And you (i.e. the reader), after having gone through our book, will find in it truths untouched by any of the early or latter philosophers, legists, scholastics, and jurisprudents, and yet they are only a sample of what my Lord, the Almighty and the Supreme, has granted to me.In this book he challenges even the philosophers and themutakallimun, as occasionally he has to discuss some issues related to philosophy and kalam. In the book's tenth chapter, he discusses the meaning of nafs al-'amr. The eleventh chapter is named by him "Fi bayan aghlat al-'Asha'irah wa al-Mu'tazilah fi awwal al-wajibat" ("On the mistakes of the Ashai'rah and the Mu'tazilah about the first obligations"). In the twelfth, he cites the mistakes of Muslim philosophers and theologians.
On part of the errors of philosophers and Muslim theosophers (hukama') in their sciences and that their cause-as we have proved earlier-is that no one who deals with the issues whose preliminaries are extra-sensible is secure from error except the Infallible Ones (the Prophet [S], Fatimah [A], and the twelve Imams [A]).There, he discusses some well-known problems of philosophy, such as the necessity of an intervening rest between two reciprocating straight line motions, that something which is necessarily associated with some impossibility is also impossible, the problem of precedence, and the problem of the preponderance of will.
To be certain, a majority of our companions (i.e. the Shi'ah) followed a group of our opponents, among them philosophers. naturalists, or Ahl al-Ra'y and others, who, relying upon reason and its arguments. cast away the teachings of the prophets when they did not agree with their intellects.In these words, which hint at excommunication, Sayyid Ni'mat Allah al-Jaza'iri considers the majority of Shi'ah scholars - and along with them the philosophers, the naturalists, and those who follow ra'y and qiyas to be heedless of the teachings of prophets, merely on the ground that they recognize the authority of reason. By the 'majority' he means all the scholars who came after al-Shaykh al-Saduq, as if until that time all Shi'ah had been Akhbaris.
My determination was weakened further by the absence of any desire on the part of this sect (i.e. the Imamiyyah) towards it and their indifference in this regard; because they have compiled the traditions which they relate with their familiar vocabulary, to the extent that if in a problem different words to which they are not used to are employed to convey the same sense, they consider it as an odd thing.Al-Tusi makes it clear that the biggest impediment in his writing of such a book was that it was not yet customary among the Shi'ah to practise ijtihad and to deduce particulars from universals.

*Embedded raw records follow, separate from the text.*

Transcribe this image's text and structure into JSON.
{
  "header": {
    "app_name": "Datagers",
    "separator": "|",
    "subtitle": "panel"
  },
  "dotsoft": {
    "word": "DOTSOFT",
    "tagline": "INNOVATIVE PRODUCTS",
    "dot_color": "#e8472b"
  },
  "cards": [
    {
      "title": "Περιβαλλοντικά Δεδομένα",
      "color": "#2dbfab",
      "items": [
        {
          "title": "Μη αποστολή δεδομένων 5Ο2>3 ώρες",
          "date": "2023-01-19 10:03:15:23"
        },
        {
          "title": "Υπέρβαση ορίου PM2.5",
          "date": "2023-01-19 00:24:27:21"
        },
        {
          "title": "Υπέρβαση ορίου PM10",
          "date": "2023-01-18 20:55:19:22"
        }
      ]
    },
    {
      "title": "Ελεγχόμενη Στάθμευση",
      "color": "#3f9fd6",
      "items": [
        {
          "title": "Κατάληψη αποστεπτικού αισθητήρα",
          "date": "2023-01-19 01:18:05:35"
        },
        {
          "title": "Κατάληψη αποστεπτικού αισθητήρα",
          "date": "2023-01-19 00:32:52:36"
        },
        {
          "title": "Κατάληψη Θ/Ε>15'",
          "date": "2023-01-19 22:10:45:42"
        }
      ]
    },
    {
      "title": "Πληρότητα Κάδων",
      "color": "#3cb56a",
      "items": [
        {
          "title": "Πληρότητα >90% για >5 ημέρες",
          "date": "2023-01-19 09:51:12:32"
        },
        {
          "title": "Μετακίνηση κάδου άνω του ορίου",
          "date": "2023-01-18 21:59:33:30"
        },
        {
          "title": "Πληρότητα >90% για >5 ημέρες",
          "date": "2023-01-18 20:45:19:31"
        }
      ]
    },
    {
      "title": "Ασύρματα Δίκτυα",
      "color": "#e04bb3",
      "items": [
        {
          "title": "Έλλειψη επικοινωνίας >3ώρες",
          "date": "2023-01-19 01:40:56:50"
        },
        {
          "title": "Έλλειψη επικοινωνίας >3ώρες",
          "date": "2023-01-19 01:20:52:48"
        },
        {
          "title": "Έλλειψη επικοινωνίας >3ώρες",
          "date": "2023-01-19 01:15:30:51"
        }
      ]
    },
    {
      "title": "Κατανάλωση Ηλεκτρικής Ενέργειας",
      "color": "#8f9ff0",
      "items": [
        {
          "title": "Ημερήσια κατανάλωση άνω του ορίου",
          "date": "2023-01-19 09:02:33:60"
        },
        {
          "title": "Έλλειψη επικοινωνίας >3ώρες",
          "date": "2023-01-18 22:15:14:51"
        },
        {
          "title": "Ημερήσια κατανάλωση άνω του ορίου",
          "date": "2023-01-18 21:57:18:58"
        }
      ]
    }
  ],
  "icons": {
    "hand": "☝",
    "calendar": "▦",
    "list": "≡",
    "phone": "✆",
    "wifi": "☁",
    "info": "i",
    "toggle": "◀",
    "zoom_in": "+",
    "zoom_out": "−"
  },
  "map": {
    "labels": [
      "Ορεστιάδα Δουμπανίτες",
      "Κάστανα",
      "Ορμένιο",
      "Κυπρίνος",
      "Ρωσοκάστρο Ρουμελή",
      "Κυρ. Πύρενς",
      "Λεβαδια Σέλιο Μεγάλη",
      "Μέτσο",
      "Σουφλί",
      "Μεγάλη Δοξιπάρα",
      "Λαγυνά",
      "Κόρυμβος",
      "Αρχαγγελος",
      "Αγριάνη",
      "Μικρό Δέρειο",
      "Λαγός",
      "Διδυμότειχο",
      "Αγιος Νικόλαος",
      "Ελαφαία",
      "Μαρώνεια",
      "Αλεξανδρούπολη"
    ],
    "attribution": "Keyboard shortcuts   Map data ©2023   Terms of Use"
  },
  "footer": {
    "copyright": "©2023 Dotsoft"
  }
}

When there came to be divergence in the traditions narrated from their Imams, as time passed every group of them took its own way, and some of the Imamiyyah became either Mu'tazilah, or Waidiyyah, or Tafdiliyyah, or Akhbariyyah, or Mushabbihah, or Salafiyyah.However, it is quite certain and definite that in the early era there was no school opposed to that of ijtihad and legal deduction amongst the Shi'ah to have challenged the authority of the zawahir of the Quran or the authority of reason in order to defend hadith.
When the caliphate fell to al-Mutawakkil, he ordered the people to abstain from discussion and debate and whatever they were used to in the days of al-Mu'tasim and al-Wathiq. He directed them to adopt compliance and imitation.Al-Mutawakkil's support for the Ahl al-Hadith wa al-Sunnah- who like the Shi'ah Akhbaris had a deceptively self-righteous stance, spoke untiringly of submission and devotion and persistently chanted the phrase qala Rasul Allah ('so said the Apostle of Allah') - had an extraordinary effect on the people, to whom it appeared to be a defence of the Prophet. For this reason, al-Mutawakkil, despite his tyranny and debauchery, came to assume saintly image in the popular mind.